Exercise requirements
Give the total of lines holding the word "label" in the records below, and nothing else.

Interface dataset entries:

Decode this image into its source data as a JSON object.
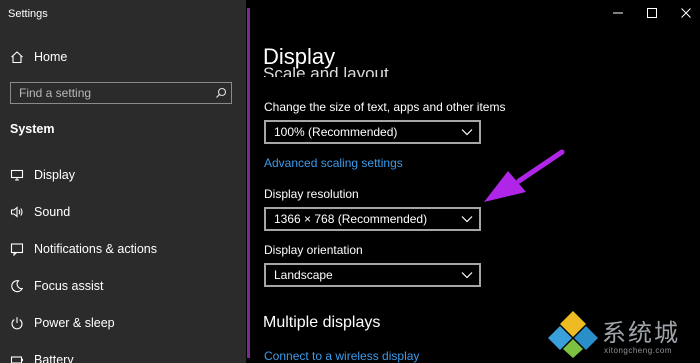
{
  "window": {
    "title": "Settings",
    "controls": [
      "minimize-icon",
      "maximize-icon",
      "close-icon"
    ]
  },
  "sidebar": {
    "home": {
      "label": "Home",
      "icon": "home-icon"
    },
    "search": {
      "placeholder": "Find a setting",
      "icon": "search-icon"
    },
    "section": "System",
    "items": [
      {
        "label": "Display",
        "icon": "monitor-icon"
      },
      {
        "label": "Sound",
        "icon": "speaker-icon"
      },
      {
        "label": "Notifications & actions",
        "icon": "notification-icon"
      },
      {
        "label": "Focus assist",
        "icon": "moon-icon"
      },
      {
        "label": "Power & sleep",
        "icon": "power-icon"
      },
      {
        "label": "Battery",
        "icon": "battery-icon"
      }
    ]
  },
  "main": {
    "title": "Display",
    "scale_heading": "Scale and layout",
    "scale": {
      "label": "Change the size of text, apps and other items",
      "value": "100% (Recommended)"
    },
    "advanced_link": "Advanced scaling settings",
    "resolution": {
      "label": "Display resolution",
      "value": "1366 × 768 (Recommended)"
    },
    "orientation": {
      "label": "Display orientation",
      "value": "Landscape"
    },
    "multiple_heading": "Multiple displays",
    "wireless_link": "Connect to a wireless display"
  },
  "annotation": {
    "arrow_color": "#b026e8"
  },
  "watermark": {
    "text": "系统城",
    "sub": "xitongcheng.com"
  },
  "colors": {
    "sidebar_bg": "#2b2b2b",
    "main_bg": "#000000",
    "link": "#3d9be9",
    "accent_bar": "#7a2b8f"
  }
}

Exercise solution
10